The UK will be the first country in the world to offer paid parental bereavement as a right, and the government estimates that this new entitlement will help to support around 10,000 parents a year.
The Parental Bereavement Leave and Pay Regulations 2020 will be known as Jack’s Law, in memory of Jack Herd, whose mother, Lucy campaigned tirelessly for its introduction following Jack’s death as a child.
The right to parental bereavement leave
The new parental bereavement leave legislation will provide a statutory right to a minimum of two weeks’ leave for all employed parents if they lose a child under the age of 18, or suffer a stillbirth from 24 weeks of pregnancy, on or after 06 April 2020.
The right to parental bereavement leave will apply irrespective of how long employees have been with you, as parental bereavement leave entitlement will be a ‘day-one’ employment right.
Employees who meet the eligibility criteria will be able to take parental bereavement leave either as a single block of two weeks or as two separate blocks of one week at different times within the first 56 weeks after the death or stillbirth of a child. This allows those affected to match their parental bereavement leave to the times they need it most, which could be in the early days or over the first anniversary.

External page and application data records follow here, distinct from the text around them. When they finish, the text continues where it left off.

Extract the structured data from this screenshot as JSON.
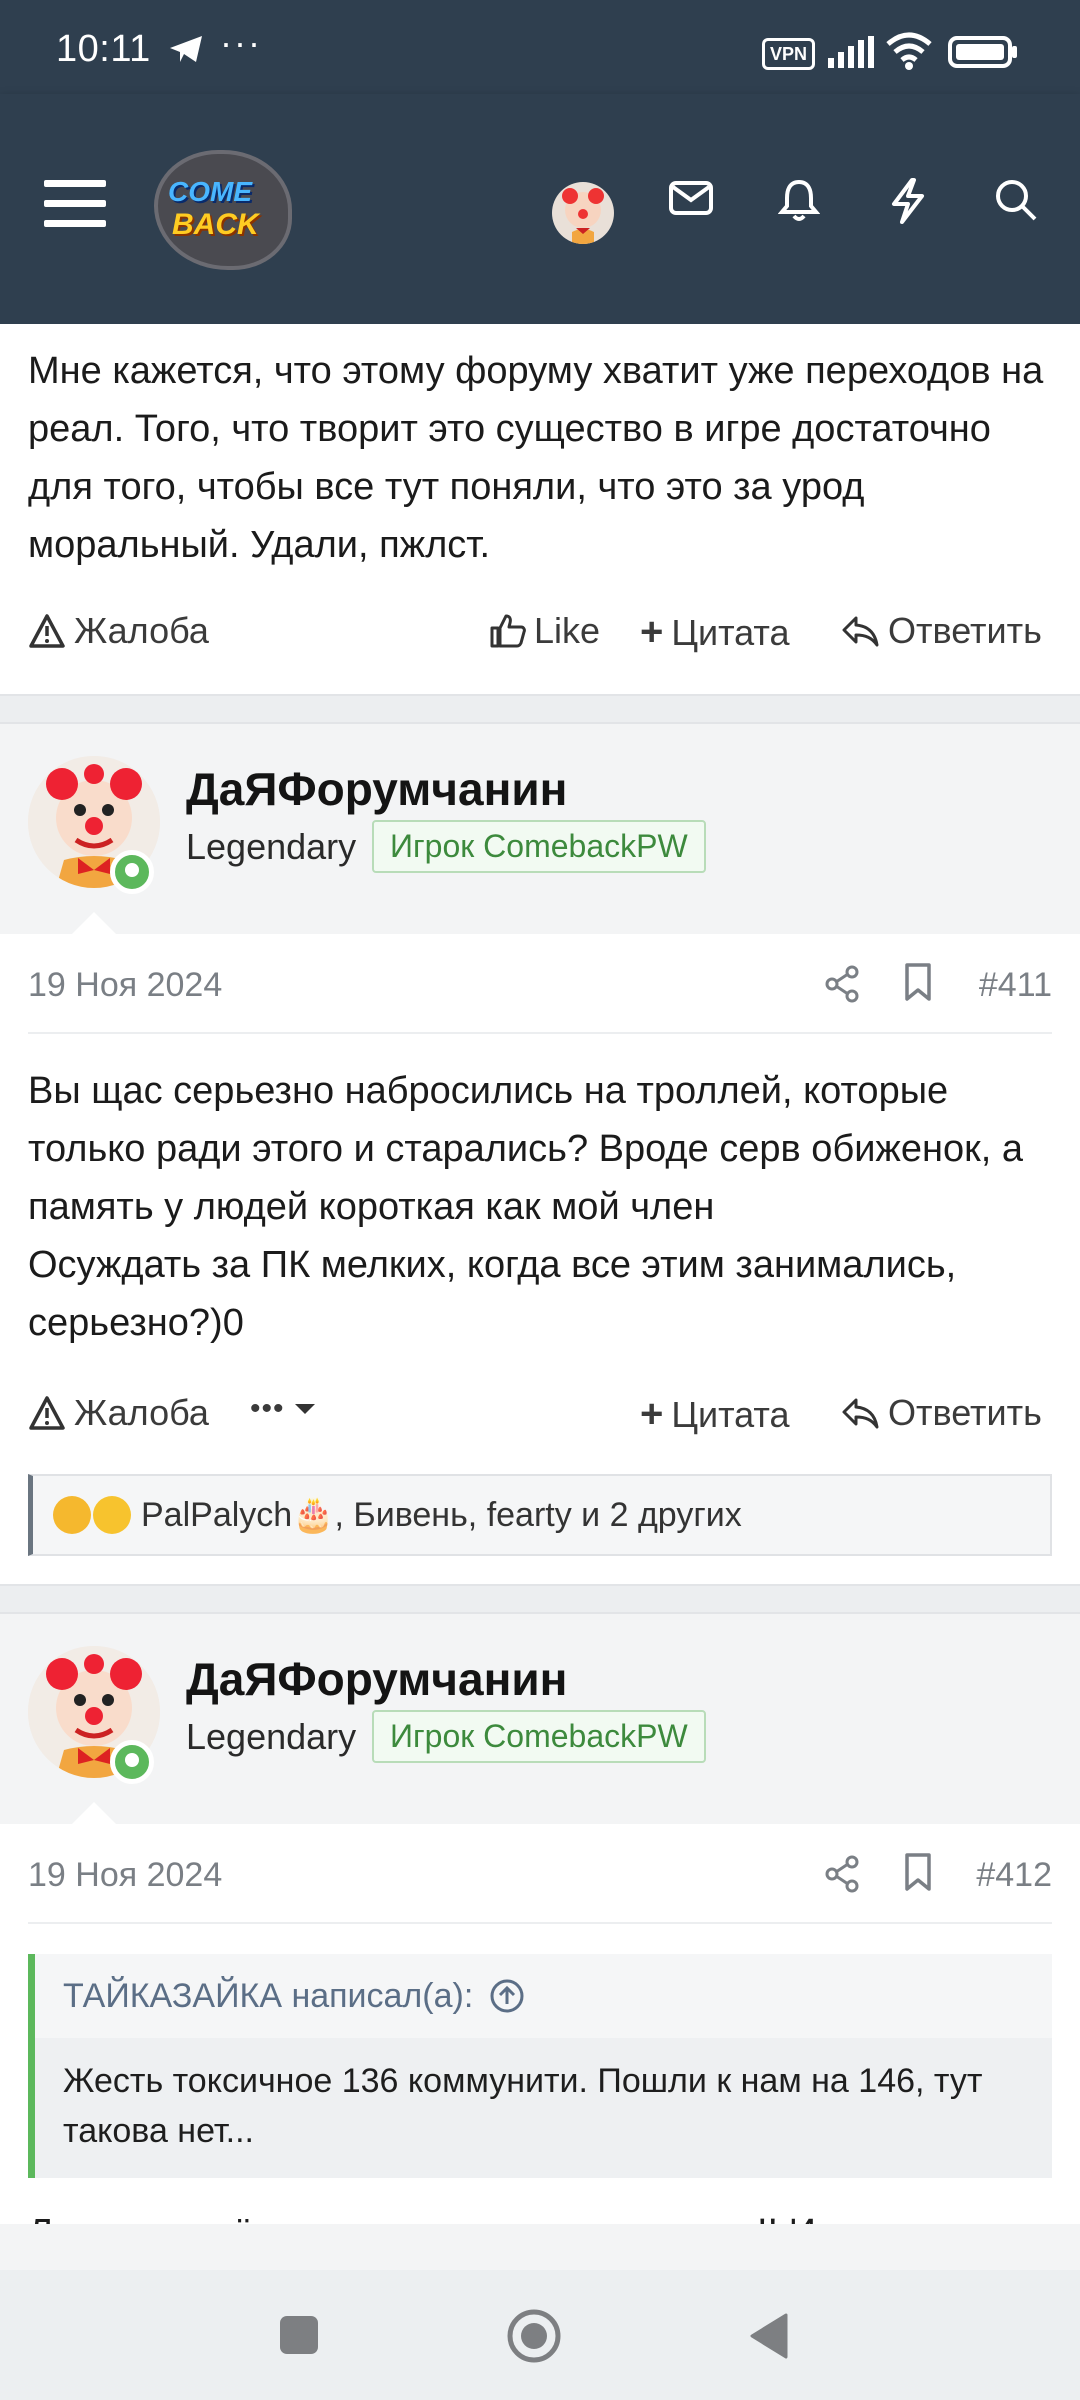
{
  "status_bar": {
    "time": "10:11",
    "dots": "···",
    "vpn": "VPN"
  },
  "header": {
    "logo_top": "COME",
    "logo_bottom": "BACK"
  },
  "post_top": {
    "text": "Мне кажется, что этому форуму хватит уже переходов на реал. Того, что творит это существо в игре достаточно для того, чтобы все тут поняли, что это за урод моральный. Удали, пжлст.",
    "report": "Жалоба",
    "like": "Like",
    "quote": "Цитата",
    "reply": "Ответить"
  },
  "post_411": {
    "username": "ДаЯФорумчанин",
    "rank": "Legendary",
    "badge": "Игрок ComebackPW",
    "date": "19 Ноя 2024",
    "number": "#411",
    "text_line1": "Вы щас серьезно набросились на троллей, которые только ради этого и старались? Вроде серв обиженок, а память у людей короткая как мой член",
    "text_line2": "Осуждать за ПК мелких, когда все этим занимались, серьезно?)0",
    "report": "Жалоба",
    "more": "•••",
    "quote": "Цитата",
    "reply": "Ответить",
    "reactions_text": "PalPalych🎂, Бивень, fearty и 2 других"
  },
  "post_412": {
    "username": "ДаЯФорумчанин",
    "rank": "Legendary",
    "badge": "Игрок ComebackPW",
    "date": "19 Ноя 2024",
    "number": "#412",
    "quote_author": "ТАЙКАЗАЙКА написал(а):",
    "quote_text": "Жесть токсичное 136 коммунити. Пошли к нам на 146, тут такова нет...",
    "text_partial": "Ложь враньё и провокация, ето везде так!! И"
  },
  "colors": {
    "header_bg": "#2f3f4f",
    "online": "#5cb85c",
    "quote_border": "#5cb85c",
    "badge_text": "#3d8a3d"
  }
}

Under Jack’s Law, the employee is entitled to return to the job that they had before the period of absence as they can with other types of parental leave. They should not be disadvantaged for having taken parental bereavement leave. If you dismiss them because they took parental bereavement leave, this would automatically be classed as unfair dismissal.
The right to pay when taking parental bereavement leave

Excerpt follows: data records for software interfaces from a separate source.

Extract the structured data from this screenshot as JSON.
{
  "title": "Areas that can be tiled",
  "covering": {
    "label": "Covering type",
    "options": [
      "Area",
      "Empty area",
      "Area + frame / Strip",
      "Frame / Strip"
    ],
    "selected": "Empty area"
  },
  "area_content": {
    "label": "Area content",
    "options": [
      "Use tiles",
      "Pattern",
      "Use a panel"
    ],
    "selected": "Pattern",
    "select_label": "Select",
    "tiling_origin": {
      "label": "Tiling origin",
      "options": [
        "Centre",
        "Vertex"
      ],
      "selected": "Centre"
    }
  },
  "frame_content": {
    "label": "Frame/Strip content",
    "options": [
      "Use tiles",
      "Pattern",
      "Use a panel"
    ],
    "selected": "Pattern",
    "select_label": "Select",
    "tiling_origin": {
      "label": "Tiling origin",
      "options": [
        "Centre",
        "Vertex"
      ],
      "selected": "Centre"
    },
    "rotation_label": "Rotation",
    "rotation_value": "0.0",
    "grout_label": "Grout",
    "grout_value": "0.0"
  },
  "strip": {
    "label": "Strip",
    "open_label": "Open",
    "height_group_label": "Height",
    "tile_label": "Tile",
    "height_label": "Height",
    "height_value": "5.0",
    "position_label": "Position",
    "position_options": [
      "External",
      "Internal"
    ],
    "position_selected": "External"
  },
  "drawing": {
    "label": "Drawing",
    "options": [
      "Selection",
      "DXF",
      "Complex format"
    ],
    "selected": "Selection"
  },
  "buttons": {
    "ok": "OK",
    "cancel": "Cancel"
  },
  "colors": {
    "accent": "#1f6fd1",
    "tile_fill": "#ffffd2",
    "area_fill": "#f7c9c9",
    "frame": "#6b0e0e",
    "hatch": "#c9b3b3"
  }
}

Parents with at least 26 weeks’ continuous service and weekly average earnings over the lower earnings limit will also be entitled to statutory parental bereavement pay.
Statutory parental bereavement pay will either be paid at the statutory rate or at 90% of the individual’s average weekly earnings, whichever is lower.
As an employer, you need to administer statutory parental bereavement leave pay in the same way as existing family-related statutory payments, such as statutory paternity pay.
How will the introduction of Jack’s Law affect employers?
Until the introduction of Jack’s Law, employers adopted a broad spectrum of approaches, and the amount of time off and whether it was paid would be at management’s discretion.
Although you may already have provisions for parental bereavement leave, there has been no legal entitlement to allow employees to take any time off following the death of a child until now, except under the provisions relating to unpaid dependant care leave.
The introduction of parental bereavement and pay regulations now sets a minimum benchmark for all employers to meet.
Employers should update their parental bereavement policies before 06 April 2020 to ensure that they allow for at least the minimum amount of leave and pay. They should publicise any changes made to those who manage staff.